Top of AVAILABLE DATA

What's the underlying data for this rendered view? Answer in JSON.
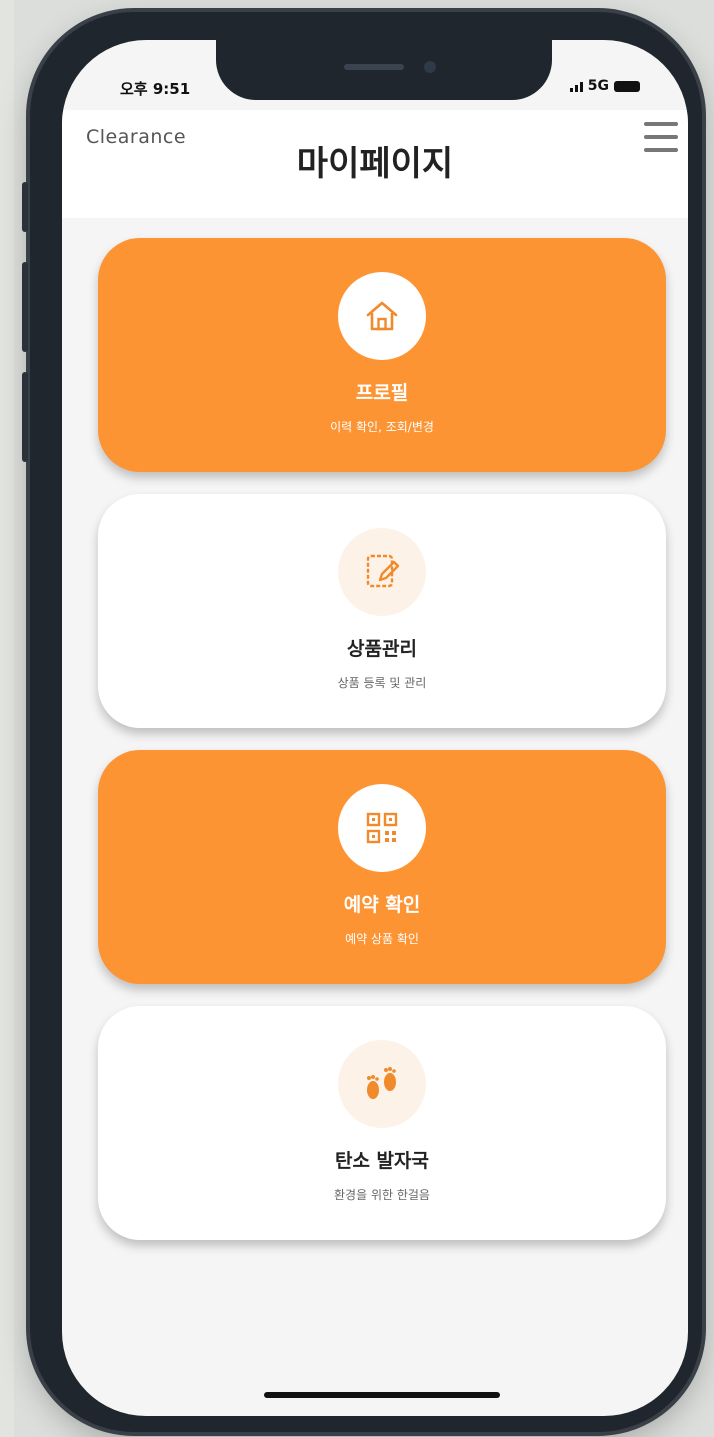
{
  "status_bar": {
    "time": "오후 9:51",
    "network": "5G",
    "signal_icon": "signal-bars-icon",
    "battery_icon": "battery-icon"
  },
  "header": {
    "logo": "Clearance",
    "title": "마이페이지",
    "menu_icon": "hamburger-menu-icon"
  },
  "menu_cards": [
    {
      "icon": "home-icon",
      "title": "프로필",
      "subtitle": "이력 확인, 조회/변경",
      "style": "orange"
    },
    {
      "icon": "edit-document-icon",
      "title": "상품관리",
      "subtitle": "상품 등록 및 관리",
      "style": "white"
    },
    {
      "icon": "qr-code-icon",
      "title": "예약 확인",
      "subtitle": "예약 상품 확인",
      "style": "orange"
    },
    {
      "icon": "footprints-icon",
      "title": "탄소 발자국",
      "subtitle": "환경을 위한 한걸음",
      "style": "white"
    }
  ],
  "colors": {
    "accent": "#fd9434",
    "card_white": "#ffffff",
    "screen_bg": "#f5f5f5",
    "phone_frame": "#1f262d"
  }
}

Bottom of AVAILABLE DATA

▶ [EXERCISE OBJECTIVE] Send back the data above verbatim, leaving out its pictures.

▶ [RESPONSE AREA]
What's the underlying data for this rendered view? Answer in JSON.
{
  "status_bar": {
    "time": "오후 9:51",
    "network": "5G",
    "signal_icon": "signal-bars-icon",
    "battery_icon": "battery-icon"
  },
  "header": {
    "logo": "Clearance",
    "title": "마이페이지",
    "menu_icon": "hamburger-menu-icon"
  },
  "menu_cards": [
    {
      "icon": "home-icon",
      "title": "프로필",
      "subtitle": "이력 확인, 조회/변경",
      "style": "orange"
    },
    {
      "icon": "edit-document-icon",
      "title": "상품관리",
      "subtitle": "상품 등록 및 관리",
      "style": "white"
    },
    {
      "icon": "qr-code-icon",
      "title": "예약 확인",
      "subtitle": "예약 상품 확인",
      "style": "orange"
    },
    {
      "icon": "footprints-icon",
      "title": "탄소 발자국",
      "subtitle": "환경을 위한 한걸음",
      "style": "white"
    }
  ],
  "colors": {
    "accent": "#fd9434",
    "card_white": "#ffffff",
    "screen_bg": "#f5f5f5",
    "phone_frame": "#1f262d"
  }
}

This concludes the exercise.